Allow me to offer one more scenario for you, one that is very remote but plausible: Adams does not win at all. In ranked-choice voting elections, the top vote-getter almost always wins. Since 2004, there have been 15 RCV races in the United States that have been won by a candidate other than the first-round leader. That amounts to 3.8 percent of all single-winner RCV races in the U.S. and 12 percent of all races which used multiple rounds of counting, according to FairVote. Right now, Adams holds close to a 10-point leader over his nearest rival, Wiley. He leads Garcia, who may have the most to gain through RCV, by nearly 12 points. It is going to be very difficult for either woman to make up ground.
Still, within that margin, there is opportunity for both candidates. Wiley is ahead of Garcia, but Garcia’s growth potential might be greater. She was the candidate of upscale liberals in Manhattan and Brooklyn, but she also probably showed up on many of Wiley’s ballots in the young, more left areas of Brooklyn and Queens. Her surname may have given her purchase in some Spanish-speaking areas. She was, largely, an inoffensive candidate, relative to Adams at least. Non-polarizing contenders end up on more ballots. That’s how RCV works.
I am not enough of an expert, or good at math, to tell you if Garcia can make up the difference. It’s possible she just finished too far behind on Tuesday to play catch up. But a scenario where she does—where the tabulation shows her rising, rising, rising, and then overtaking Adams—is one that will bring with it its own level of strife, thanks to Adams. Adams has already signaled he is not going to accept a result that shows him behind. His surrogates have been even more blunt. The racial politics of this could be ugly; in a totally valid election, a white woman defeats a Black man. It will feed the impression, entirely mistaken, RCV disadvantages nonwhite candidates.

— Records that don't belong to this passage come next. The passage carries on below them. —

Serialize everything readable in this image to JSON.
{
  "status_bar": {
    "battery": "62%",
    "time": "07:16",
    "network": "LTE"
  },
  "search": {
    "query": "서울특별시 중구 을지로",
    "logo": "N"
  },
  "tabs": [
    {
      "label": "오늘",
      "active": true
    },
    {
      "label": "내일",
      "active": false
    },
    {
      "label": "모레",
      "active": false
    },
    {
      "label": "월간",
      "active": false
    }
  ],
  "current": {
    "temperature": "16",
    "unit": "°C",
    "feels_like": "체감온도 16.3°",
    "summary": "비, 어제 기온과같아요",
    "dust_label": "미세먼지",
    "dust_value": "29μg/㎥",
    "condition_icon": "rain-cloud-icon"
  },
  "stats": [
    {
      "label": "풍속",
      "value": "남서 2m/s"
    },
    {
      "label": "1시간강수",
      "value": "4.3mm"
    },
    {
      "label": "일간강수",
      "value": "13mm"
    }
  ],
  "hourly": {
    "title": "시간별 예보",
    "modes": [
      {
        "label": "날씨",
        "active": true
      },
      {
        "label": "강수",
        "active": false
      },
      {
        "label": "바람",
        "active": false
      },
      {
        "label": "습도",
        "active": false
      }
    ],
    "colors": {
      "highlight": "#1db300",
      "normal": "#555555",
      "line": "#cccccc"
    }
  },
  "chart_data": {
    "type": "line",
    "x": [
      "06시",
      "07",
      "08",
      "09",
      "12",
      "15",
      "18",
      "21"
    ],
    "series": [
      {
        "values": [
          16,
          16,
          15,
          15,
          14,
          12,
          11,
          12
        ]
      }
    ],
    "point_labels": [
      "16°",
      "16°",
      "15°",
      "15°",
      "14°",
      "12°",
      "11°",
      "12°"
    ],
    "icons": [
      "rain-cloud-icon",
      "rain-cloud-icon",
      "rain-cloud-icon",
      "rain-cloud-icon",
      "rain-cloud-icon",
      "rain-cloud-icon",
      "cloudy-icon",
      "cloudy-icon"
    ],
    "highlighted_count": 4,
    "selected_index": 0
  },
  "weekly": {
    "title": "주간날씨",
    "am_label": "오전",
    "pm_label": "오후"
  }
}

What RCV does do is disadvantage polarizing, divisive campaigns that bring in as many people as they alienate. A different candidate of color could have won this election far more handily. Imagine, for a moment, Hakeem Jeffries or Jumaane Williams in Adams’ place. These men are ideologically different—Jeffries is more corporate-aligned, and very supportive of charter schools—but would be able to coalition-build in a more effective way throughout New York City. Someone of Adams’ CV and pedigree—a former cop who is also a voice for reform—should have done, arguably, a lot better in this race, especially against a rather weak field of contenders who had never, with a few exceptions, run countywide or citywide before.
If Adams does not win, there could very well be raucous marches and protests. There will be neighborhoods that feel the election was robbed from them. Their leaders, if they are Adams-aligned, will be cementing that narrative. It could be a hot, furious summer, with the national politics of election denial brought home to a deeply Democratic city. Let’s see what happens.